I’ve been writing since my teens; more years than I care to count; and, even as a teenager, what I wrote was aimed at an adult audience.
I am constantly coming across articles suggesting that writers consider targeting the YA market. My problem was, having for so long been immersed in a world of gritty reality and often harsh speech, I wasn’t sure I could make the transition and still retain what I view as my ‘unique’ voice.
What motivated me to take the plunge was a blog I read a few years ago about writing parody. As luck would have it, one of the examples used in that particular article was writing parodies of fairy tales. That got me to thinking, and, loving plays on words as I do, I began searching for a fairy tale or children’s story to experiment on.
One of my favorites is Lewis Carroll’s Alice’s Adventures in Wonderland, often referred to simply as Alice in Wonderland. I’d previously written an urban fantasy about a 40-year-old loser whose deceased grandmother came back as a tiny spirit, so it struck me that a parody of Alice would be easier if I stuck to what I know; and so, the idea of Wallace in Underland was born. Note the play on words in the title. I switched everything; the little English girl became a young African-American urban kid, and the rabbit hole was transformed into a rat hole.
Having spent 50 years in government service, I’ve been extensively involved in leadership training and speaking in schools and community groups, mostly to young students. I’ve found youngsters to be more inquisitive than adult audiences, but, also that they don’t know a lot about their own country’s history. From this the idea for a historical series for young adults was born. I’ve always been interested in history, and spend a lot of my time digging through libraries and archives to get the ‘true’ story. The contributions made by minorities and women to American military history, and the fact that popular media, history books, and most fiction tends to ignore it, bothered me.
When I was a student at the U.S. National War College in the late 1990s, I did a series of monographs on this missing part of history. The more I learned, the more I wanted to share with others. Having cut my teeth on the parody, it wasn’t as hard as I feared; I just had to watch my language.
Amazingly, the stories have also appealed to adult audiences, especially readers who love westerns, even though it wasn’t my intent to write westerns. Even more surprisingly, people who have been introduced to my books through the Buffalo Soldier series have also shown interest in my grittier mysteries. A lot of this is due to the fact that I decided at the outset to make them available in both paperback and e-Book format through Amazon’s Kindle Select program. With the ability to offer a book free for a period of time in the KDP program, I’ve noticed an uptick in sales of other unrelated titles each time I do the free promotion.

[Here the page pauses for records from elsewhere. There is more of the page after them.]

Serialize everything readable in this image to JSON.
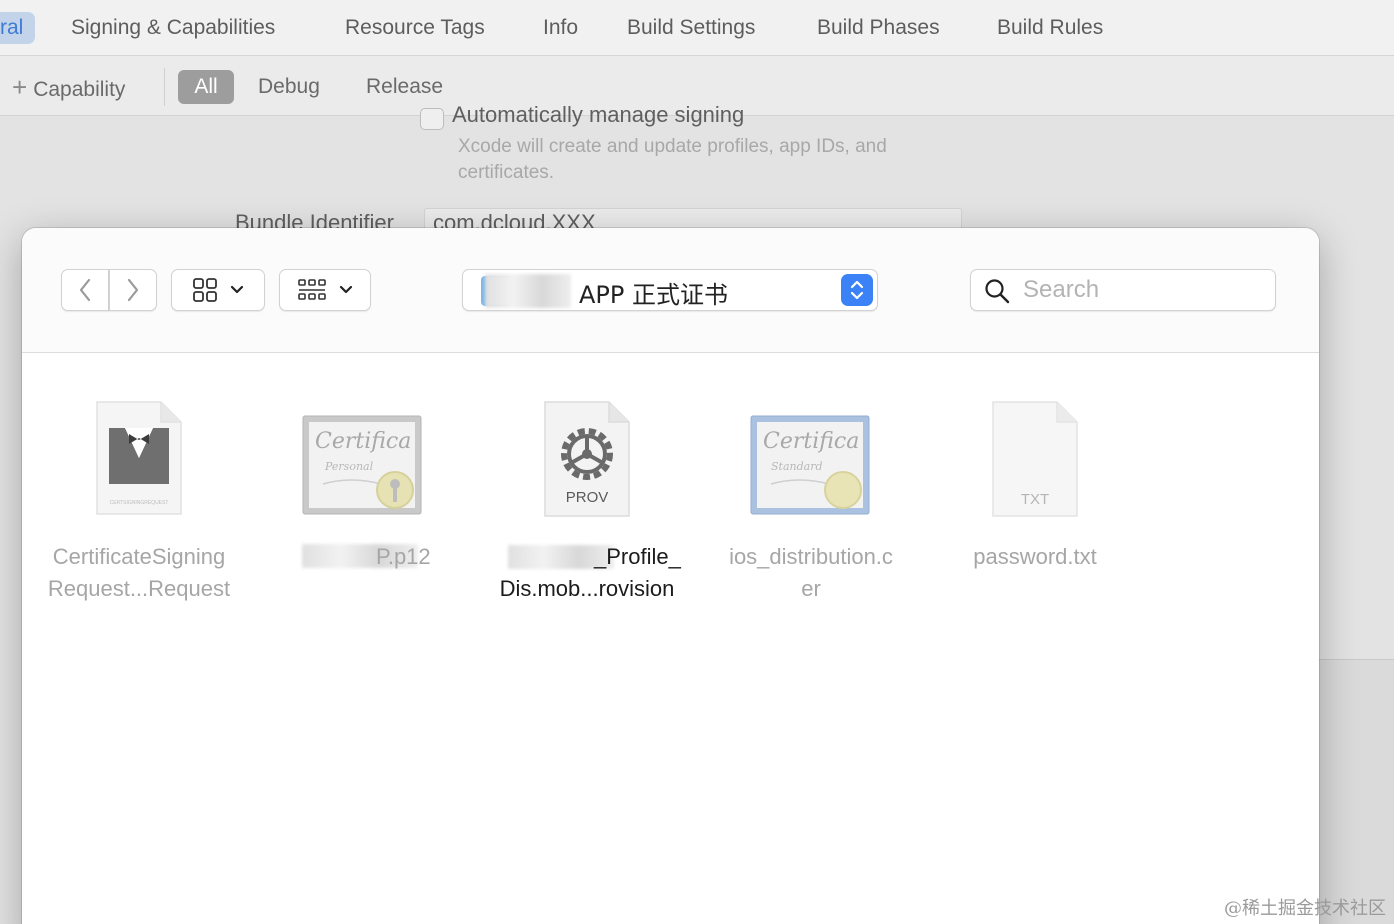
{
  "xcode": {
    "tabs": [
      {
        "label": "ral",
        "active": true
      },
      {
        "label": "Signing & Capabilities"
      },
      {
        "label": "Resource Tags"
      },
      {
        "label": "Info"
      },
      {
        "label": "Build Settings"
      },
      {
        "label": "Build Phases"
      },
      {
        "label": "Build Rules"
      }
    ],
    "capability_label": "Capability",
    "segments": [
      "All",
      "Debug",
      "Release"
    ],
    "auto_signing_label": "Automatically manage signing",
    "auto_signing_desc": "Xcode will create and update profiles, app IDs, and certificates.",
    "bundle_label": "Bundle Identifier",
    "bundle_value": "com.dcloud.XXX"
  },
  "dialog": {
    "folder_name": "APP 正式证书",
    "search_placeholder": "Search",
    "files": [
      {
        "line1": "CertificateSigning",
        "line2": "Request...Request",
        "icon": "certificate-request-icon",
        "badge": "CERTSIGNINGREQUEST",
        "selected": false
      },
      {
        "line1": "P.p12",
        "line2": "",
        "icon": "personal-certificate-icon",
        "badge": "",
        "selected": false
      },
      {
        "line1": "_Profile_",
        "line2": "Dis.mob...rovision",
        "icon": "provisioning-profile-icon",
        "badge": "PROV",
        "selected": true
      },
      {
        "line1": "ios_distribution.c",
        "line2": "er",
        "icon": "standard-certificate-icon",
        "badge": "",
        "selected": false
      },
      {
        "line1": "password.txt",
        "line2": "",
        "icon": "text-file-icon",
        "badge": "TXT",
        "selected": false
      }
    ]
  },
  "watermark": "@稀土掘金技术社区"
}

I’m still working on the appropriate means to promote my YA writing. A lot of the marketing of my other titles is done through my blogs and the social media sites I participate in, and, I’m not sure how many young people are represented in their audiences. That’s my next quest; to develop a specific marketing plan just for the YA titles, while at the same time, expanding my offerings.

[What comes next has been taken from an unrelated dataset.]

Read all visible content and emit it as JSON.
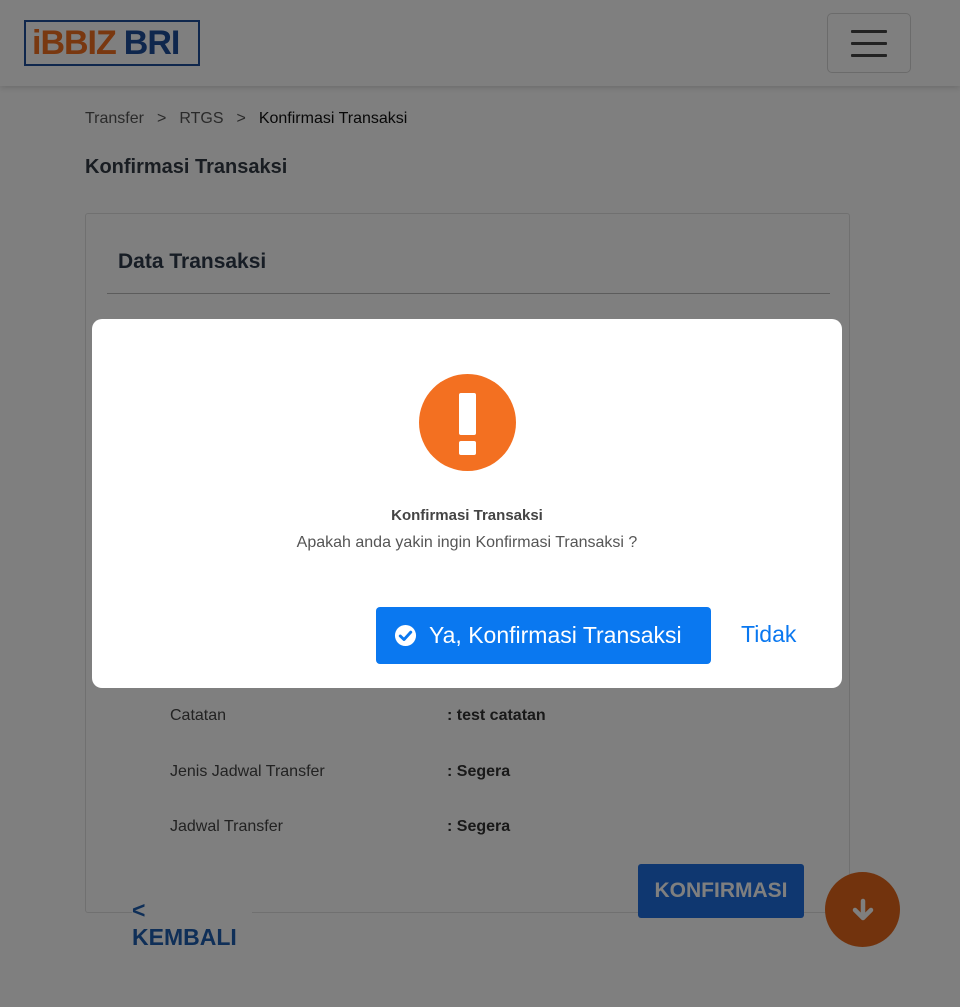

I don’t anticipate moving away from writing for an adult audience. Writing across a number of genres as I currently do, I see no problem with adding YA subjects to my catalog. My habit of working on two novels at the same time sometimes presents a problem. I have to remember when I move from one to another, if the other happens to be for young people, to switch off the gritty reality cap, and tone the language down; keep the sentences active and short, and steer clear of long convoluted narrative. The main objective is to tell a good story, which applies regardless of the age of the audience. In that regard, the decision to try my hand at writing for a young audience has improved my other writing.

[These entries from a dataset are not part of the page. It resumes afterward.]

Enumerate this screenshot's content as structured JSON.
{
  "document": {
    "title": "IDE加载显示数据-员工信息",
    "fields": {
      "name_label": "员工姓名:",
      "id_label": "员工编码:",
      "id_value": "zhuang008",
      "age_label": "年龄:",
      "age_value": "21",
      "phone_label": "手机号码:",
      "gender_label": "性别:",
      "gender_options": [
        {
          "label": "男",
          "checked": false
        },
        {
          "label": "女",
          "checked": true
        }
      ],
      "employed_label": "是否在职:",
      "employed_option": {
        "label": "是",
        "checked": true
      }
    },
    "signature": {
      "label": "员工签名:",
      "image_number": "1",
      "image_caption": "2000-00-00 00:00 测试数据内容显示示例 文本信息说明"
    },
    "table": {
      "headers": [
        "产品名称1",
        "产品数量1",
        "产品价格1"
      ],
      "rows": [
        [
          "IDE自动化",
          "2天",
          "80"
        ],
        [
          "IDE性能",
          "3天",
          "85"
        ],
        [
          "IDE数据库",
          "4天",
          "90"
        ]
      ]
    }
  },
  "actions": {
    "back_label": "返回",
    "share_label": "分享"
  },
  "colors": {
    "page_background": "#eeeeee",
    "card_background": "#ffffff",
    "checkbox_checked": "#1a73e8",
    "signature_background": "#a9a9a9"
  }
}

In the end, I’ve discovered, the story is what matters.
Charles Ray has been writing fiction since his teens. The author of the Al Pennyback mystery series, he has recently expanded his writing to include novels for young adult audiences. A retired government official, he writes from the perspective of more than 50 years experience traveling around the world. He is currently working on an anthology of articles about life in the U.S. Foreign Service. You can learn more about Charles at his blog and his Amazon.com Author Central page.